▶ **WHAT YOU HAVE TO DO**
All of the records listed below should be retyped exactly.

▶ **RECORDS PROVIDED**
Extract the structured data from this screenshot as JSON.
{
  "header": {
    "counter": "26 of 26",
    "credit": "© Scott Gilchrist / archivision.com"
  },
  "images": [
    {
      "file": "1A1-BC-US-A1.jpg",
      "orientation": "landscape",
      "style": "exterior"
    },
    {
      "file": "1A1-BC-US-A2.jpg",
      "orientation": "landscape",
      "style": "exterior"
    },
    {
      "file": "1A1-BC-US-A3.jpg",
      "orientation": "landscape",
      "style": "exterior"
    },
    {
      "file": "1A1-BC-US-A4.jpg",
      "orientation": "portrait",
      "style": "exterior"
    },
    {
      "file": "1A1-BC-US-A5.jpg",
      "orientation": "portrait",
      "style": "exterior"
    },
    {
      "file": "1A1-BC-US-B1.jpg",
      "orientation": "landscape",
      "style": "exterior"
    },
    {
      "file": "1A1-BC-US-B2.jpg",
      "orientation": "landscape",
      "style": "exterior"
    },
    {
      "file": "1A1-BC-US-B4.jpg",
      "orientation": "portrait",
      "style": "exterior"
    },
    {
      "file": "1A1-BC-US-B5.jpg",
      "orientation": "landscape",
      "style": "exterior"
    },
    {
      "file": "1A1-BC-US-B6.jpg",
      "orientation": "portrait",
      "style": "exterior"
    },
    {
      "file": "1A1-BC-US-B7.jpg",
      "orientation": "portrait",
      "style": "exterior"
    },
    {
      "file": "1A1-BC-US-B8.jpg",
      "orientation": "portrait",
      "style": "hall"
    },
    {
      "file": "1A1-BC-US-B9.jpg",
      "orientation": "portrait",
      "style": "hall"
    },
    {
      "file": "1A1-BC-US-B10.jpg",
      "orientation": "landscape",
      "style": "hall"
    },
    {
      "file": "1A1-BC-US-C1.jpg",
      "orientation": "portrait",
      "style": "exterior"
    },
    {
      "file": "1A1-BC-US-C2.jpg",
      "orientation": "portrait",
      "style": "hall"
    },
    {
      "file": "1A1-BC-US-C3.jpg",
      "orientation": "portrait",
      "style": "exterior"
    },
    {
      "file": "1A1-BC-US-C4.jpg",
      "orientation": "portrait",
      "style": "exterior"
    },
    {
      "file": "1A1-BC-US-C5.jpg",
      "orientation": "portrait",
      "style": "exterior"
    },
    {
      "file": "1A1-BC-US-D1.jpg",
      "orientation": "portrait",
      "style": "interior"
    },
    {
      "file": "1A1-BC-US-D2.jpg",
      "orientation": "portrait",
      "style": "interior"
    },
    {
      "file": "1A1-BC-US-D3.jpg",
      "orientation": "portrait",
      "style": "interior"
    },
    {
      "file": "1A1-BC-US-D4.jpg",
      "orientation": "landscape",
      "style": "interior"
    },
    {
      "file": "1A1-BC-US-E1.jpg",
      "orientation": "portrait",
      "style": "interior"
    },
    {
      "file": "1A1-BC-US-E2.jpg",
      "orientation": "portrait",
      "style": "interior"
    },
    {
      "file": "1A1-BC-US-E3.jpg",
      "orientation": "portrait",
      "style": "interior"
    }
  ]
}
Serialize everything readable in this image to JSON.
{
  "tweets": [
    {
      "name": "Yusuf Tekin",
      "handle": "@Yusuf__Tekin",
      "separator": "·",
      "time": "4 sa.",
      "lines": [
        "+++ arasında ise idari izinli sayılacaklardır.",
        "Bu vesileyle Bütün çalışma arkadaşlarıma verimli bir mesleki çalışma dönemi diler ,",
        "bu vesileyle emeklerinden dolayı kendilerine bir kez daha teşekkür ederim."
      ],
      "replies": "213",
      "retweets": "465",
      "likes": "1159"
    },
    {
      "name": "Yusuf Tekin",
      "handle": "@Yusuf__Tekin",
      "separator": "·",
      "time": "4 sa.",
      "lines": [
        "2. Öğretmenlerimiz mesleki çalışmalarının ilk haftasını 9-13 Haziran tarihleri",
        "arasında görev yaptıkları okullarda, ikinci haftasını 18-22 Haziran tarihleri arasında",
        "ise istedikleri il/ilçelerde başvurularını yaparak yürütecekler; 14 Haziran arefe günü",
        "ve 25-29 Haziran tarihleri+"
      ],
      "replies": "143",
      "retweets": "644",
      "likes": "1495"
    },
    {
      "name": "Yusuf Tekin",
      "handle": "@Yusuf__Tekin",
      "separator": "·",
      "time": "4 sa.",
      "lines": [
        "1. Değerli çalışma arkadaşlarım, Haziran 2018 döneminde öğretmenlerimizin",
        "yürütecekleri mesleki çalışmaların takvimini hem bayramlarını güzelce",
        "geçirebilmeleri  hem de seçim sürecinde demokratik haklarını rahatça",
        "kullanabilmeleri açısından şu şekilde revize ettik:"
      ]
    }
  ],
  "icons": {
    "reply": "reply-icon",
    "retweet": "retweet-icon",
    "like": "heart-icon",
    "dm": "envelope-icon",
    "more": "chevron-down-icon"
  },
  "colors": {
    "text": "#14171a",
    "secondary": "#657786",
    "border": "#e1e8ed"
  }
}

▶ **RESULT OF THIS TASK**
Extract the structured data from this screenshot as JSON.
{
  "header": {
    "counter": "26 of 26",
    "credit": "© Scott Gilchrist / archivision.com"
  },
  "images": [
    {
      "file": "1A1-BC-US-A1.jpg",
      "orientation": "landscape",
      "style": "exterior"
    },
    {
      "file": "1A1-BC-US-A2.jpg",
      "orientation": "landscape",
      "style": "exterior"
    },
    {
      "file": "1A1-BC-US-A3.jpg",
      "orientation": "landscape",
      "style": "exterior"
    },
    {
      "file": "1A1-BC-US-A4.jpg",
      "orientation": "portrait",
      "style": "exterior"
    },
    {
      "file": "1A1-BC-US-A5.jpg",
      "orientation": "portrait",
      "style": "exterior"
    },
    {
      "file": "1A1-BC-US-B1.jpg",
      "orientation": "landscape",
      "style": "exterior"
    },
    {
      "file": "1A1-BC-US-B2.jpg",
      "orientation": "landscape",
      "style": "exterior"
    },
    {
      "file": "1A1-BC-US-B4.jpg",
      "orientation": "portrait",
      "style": "exterior"
    },
    {
      "file": "1A1-BC-US-B5.jpg",
      "orientation": "landscape",
      "style": "exterior"
    },
    {
      "file": "1A1-BC-US-B6.jpg",
      "orientation": "portrait",
      "style": "exterior"
    },
    {
      "file": "1A1-BC-US-B7.jpg",
      "orientation": "portrait",
      "style": "exterior"
    },
    {
      "file": "1A1-BC-US-B8.jpg",
      "orientation": "portrait",
      "style": "hall"
    },
    {
      "file": "1A1-BC-US-B9.jpg",
      "orientation": "portrait",
      "style": "hall"
    },
    {
      "file": "1A1-BC-US-B10.jpg",
      "orientation": "landscape",
      "style": "hall"
    },
    {
      "file": "1A1-BC-US-C1.jpg",
      "orientation": "portrait",
      "style": "exterior"
    },
    {
      "file": "1A1-BC-US-C2.jpg",
      "orientation": "portrait",
      "style": "hall"
    },
    {
      "file": "1A1-BC-US-C3.jpg",
      "orientation": "portrait",
      "style": "exterior"
    },
    {
      "file": "1A1-BC-US-C4.jpg",
      "orientation": "portrait",
      "style": "exterior"
    },
    {
      "file": "1A1-BC-US-C5.jpg",
      "orientation": "portrait",
      "style": "exterior"
    },
    {
      "file": "1A1-BC-US-D1.jpg",
      "orientation": "portrait",
      "style": "interior"
    },
    {
      "file": "1A1-BC-US-D2.jpg",
      "orientation": "portrait",
      "style": "interior"
    },
    {
      "file": "1A1-BC-US-D3.jpg",
      "orientation": "portrait",
      "style": "interior"
    },
    {
      "file": "1A1-BC-US-D4.jpg",
      "orientation": "landscape",
      "style": "interior"
    },
    {
      "file": "1A1-BC-US-E1.jpg",
      "orientation": "portrait",
      "style": "interior"
    },
    {
      "file": "1A1-BC-US-E2.jpg",
      "orientation": "portrait",
      "style": "interior"
    },
    {
      "file": "1A1-BC-US-E3.jpg",
      "orientation": "portrait",
      "style": "interior"
    }
  ]
}
Serialize everything readable in this image to JSON.
{
  "tweets": [
    {
      "name": "Yusuf Tekin",
      "handle": "@Yusuf__Tekin",
      "separator": "·",
      "time": "4 sa.",
      "lines": [
        "+++ arasında ise idari izinli sayılacaklardır.",
        "Bu vesileyle Bütün çalışma arkadaşlarıma verimli bir mesleki çalışma dönemi diler ,",
        "bu vesileyle emeklerinden dolayı kendilerine bir kez daha teşekkür ederim."
      ],
      "replies": "213",
      "retweets": "465",
      "likes": "1159"
    },
    {
      "name": "Yusuf Tekin",
      "handle": "@Yusuf__Tekin",
      "separator": "·",
      "time": "4 sa.",
      "lines": [
        "2. Öğretmenlerimiz mesleki çalışmalarının ilk haftasını 9-13 Haziran tarihleri",
        "arasında görev yaptıkları okullarda, ikinci haftasını 18-22 Haziran tarihleri arasında",
        "ise istedikleri il/ilçelerde başvurularını yaparak yürütecekler; 14 Haziran arefe günü",
        "ve 25-29 Haziran tarihleri+"
      ],
      "replies": "143",
      "retweets": "644",
      "likes": "1495"
    },
    {
      "name": "Yusuf Tekin",
      "handle": "@Yusuf__Tekin",
      "separator": "·",
      "time": "4 sa.",
      "lines": [
        "1. Değerli çalışma arkadaşlarım, Haziran 2018 döneminde öğretmenlerimizin",
        "yürütecekleri mesleki çalışmaların takvimini hem bayramlarını güzelce",
        "geçirebilmeleri  hem de seçim sürecinde demokratik haklarını rahatça",
        "kullanabilmeleri açısından şu şekilde revize ettik:"
      ]
    }
  ],
  "icons": {
    "reply": "reply-icon",
    "retweet": "retweet-icon",
    "like": "heart-icon",
    "dm": "envelope-icon",
    "more": "chevron-down-icon"
  },
  "colors": {
    "text": "#14171a",
    "secondary": "#657786",
    "border": "#e1e8ed"
  }
}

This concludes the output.